Ineos has chosen its partners well to help achieve that. Magna – with decades of experience of automotive design and engineering, as well as building the G-Class for Mercedes and the I-Pace for Jaguar – is working on the engineering. BMW will be supplying six-cylinder petrol and diesel engines, and ZF will be supplying the transmission systems.
The bulk of the assembly was expected to take place in a new factory in Bridgend, South Wales, so the Grenadier would be British-built, although Heilmann says it’s “international” and Ineos is understood to be in talks over the possible purchase of the Mercedes-owned Smart factory in France.
It’s some way off – the first cars will be with customers in 2022 – but Heilmann says that revealing the vehicle now means the company can get on with 1.2 million miles of testing the car in plain sight.
The look the Ineos team settled on is very traditional, very similar to an old Land Rover Defender in shape and some of the detailing, but also with more than a hint of Mercedes G-Class about it – unsurprising given Magna’s involvement, perhaps.

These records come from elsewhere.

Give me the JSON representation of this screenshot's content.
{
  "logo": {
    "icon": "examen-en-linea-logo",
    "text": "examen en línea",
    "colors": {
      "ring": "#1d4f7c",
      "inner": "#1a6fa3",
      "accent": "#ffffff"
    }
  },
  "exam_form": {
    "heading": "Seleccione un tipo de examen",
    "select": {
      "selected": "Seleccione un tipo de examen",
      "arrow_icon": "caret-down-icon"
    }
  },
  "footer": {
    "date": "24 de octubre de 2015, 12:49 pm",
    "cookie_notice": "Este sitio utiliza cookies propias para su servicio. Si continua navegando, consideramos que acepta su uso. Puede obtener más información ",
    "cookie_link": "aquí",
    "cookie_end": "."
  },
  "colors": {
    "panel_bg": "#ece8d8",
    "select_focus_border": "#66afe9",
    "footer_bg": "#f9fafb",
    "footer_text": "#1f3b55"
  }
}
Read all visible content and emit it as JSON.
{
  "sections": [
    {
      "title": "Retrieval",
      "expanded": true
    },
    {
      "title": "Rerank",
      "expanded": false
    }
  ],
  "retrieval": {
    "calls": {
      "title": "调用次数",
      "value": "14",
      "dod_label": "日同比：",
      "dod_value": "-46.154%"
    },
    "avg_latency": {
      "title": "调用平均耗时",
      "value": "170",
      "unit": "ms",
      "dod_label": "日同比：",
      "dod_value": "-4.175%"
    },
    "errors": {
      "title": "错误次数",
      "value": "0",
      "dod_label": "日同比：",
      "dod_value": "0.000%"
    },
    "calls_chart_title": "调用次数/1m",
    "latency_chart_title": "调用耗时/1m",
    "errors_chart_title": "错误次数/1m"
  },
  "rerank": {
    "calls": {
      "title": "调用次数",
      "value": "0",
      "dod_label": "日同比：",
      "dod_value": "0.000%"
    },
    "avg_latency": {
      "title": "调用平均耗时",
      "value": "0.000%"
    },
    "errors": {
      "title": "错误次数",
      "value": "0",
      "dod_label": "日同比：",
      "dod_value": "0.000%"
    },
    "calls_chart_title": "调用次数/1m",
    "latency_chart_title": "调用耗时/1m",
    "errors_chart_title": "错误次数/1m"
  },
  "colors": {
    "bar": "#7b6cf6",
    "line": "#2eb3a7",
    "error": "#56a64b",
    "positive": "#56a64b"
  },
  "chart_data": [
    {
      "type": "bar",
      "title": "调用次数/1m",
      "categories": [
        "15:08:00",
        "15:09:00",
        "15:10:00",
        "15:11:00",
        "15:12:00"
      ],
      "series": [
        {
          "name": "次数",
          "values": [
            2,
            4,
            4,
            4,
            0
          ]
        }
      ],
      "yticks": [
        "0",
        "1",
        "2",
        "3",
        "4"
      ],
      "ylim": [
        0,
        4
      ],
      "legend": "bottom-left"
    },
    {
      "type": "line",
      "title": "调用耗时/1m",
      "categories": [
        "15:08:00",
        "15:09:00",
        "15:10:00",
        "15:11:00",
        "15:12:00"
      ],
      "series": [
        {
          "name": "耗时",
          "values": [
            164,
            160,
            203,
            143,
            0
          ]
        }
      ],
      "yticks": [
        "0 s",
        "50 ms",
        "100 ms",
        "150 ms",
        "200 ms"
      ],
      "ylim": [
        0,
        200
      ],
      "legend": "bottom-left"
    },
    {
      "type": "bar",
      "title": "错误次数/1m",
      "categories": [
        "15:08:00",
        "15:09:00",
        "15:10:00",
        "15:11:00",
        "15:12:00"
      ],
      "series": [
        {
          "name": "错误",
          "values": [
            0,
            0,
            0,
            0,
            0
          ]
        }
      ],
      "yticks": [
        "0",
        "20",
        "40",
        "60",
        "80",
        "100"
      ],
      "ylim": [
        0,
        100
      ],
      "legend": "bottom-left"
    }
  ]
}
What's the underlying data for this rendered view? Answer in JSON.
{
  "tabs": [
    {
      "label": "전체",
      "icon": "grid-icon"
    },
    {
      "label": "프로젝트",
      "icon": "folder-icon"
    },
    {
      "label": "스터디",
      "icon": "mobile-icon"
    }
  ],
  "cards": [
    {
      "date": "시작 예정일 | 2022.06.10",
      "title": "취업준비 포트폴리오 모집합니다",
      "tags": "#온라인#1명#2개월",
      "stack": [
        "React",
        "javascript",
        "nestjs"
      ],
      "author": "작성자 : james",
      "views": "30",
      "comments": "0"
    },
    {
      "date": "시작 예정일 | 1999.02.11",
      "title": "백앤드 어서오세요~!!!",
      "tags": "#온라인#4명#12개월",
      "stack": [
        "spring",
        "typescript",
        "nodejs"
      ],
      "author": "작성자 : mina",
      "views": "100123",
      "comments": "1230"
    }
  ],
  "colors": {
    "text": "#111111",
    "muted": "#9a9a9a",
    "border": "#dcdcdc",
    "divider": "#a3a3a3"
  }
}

“We were looking at all sorts of different vehicles,” Ecuyer explained. “From Unimogs to military vehicles to aircraft to lorries and vans. To the Willys jeep, obviously, and Land Rover, the Land Cruiser, Nissan Patrol, Bronco, literally everything. They are all very uncomplicated and very honest. We thought that was a good place to try to aim for.”
Getting the maximum out of the platform – which uses a traditional, if not especially high-tech, ladder-frame chassis and beam axles – was important, as was making the most of interior space. Which is why Ineos settled on a familiar, upright shape.
Simplicity of use and maintenance were also key, with features such as the ‘utility belt’ running around the middle of the car allowing owners to attach accessories, and tethering eyes lower down the doors. And while Ineos will offer a raft of accessories, it will encourage owners to use existing kit and allow other companies to develop their own accessories. “It’s a universal system,” Tennant told us. “We want to be really open-source about it.”
Even the flat bonnet surfaces have been designed to be practical. “This is a really useful surface to sit on, put your tea on, laptop on – it’s very much a workbench in lots of ways,” said Ecuyer.
There’s also a cubby box hidden behind a rear panel, external wiring points and vertically split rear doors that open wide to reveal a space that will take a Euro pallet.
Overall, Ecuyer says the Grenadier is, “Roughly the same size as a G-Wagen. I think it’s the same height and length.”
What we won’t see for a while is the interior, but Tennant promises that it’ll be bang up to date. “We’ve got to have a level of comfort that a 21st-century consumer is going to expect,” he says. “You’ve got to have room for your elbows in the vehicle. And you’ve got to have the levels of connectivity, the screens, all the things that people have the right to expect now.”
Tennant also promised innovation in how Ineos will sell the car. “We’ll be as direct as possible,” he says, “We won’t be entirely online – we want to give people the chance to kick tyres and take a test drive.”
On pricing, we understand that at today’s prices the Grenadier would start with a four. However, with a classification of N1, it will officially be a commercial vehicle, so VAT will have to be added. That means a total starting price potentially close to £50,000 for those who can’t claim the tax back through their business.
This is only the starting point for Ineos, though. A double-cab pick-up version has been confirmed, while Dirk Heilmann has also promised that “we will have some electrification.” Instead of a full EV, that’s more likely to be a hydrogen fuel-cell set-up, which Heilmann says is well suited to the ladder-frame chassis. Work has already started on the second-generation Grenadier, he hinted.
Do you prefer the new Ineos Grenadier to the Land Rover Defender? Let us know your thoughts in the comments section…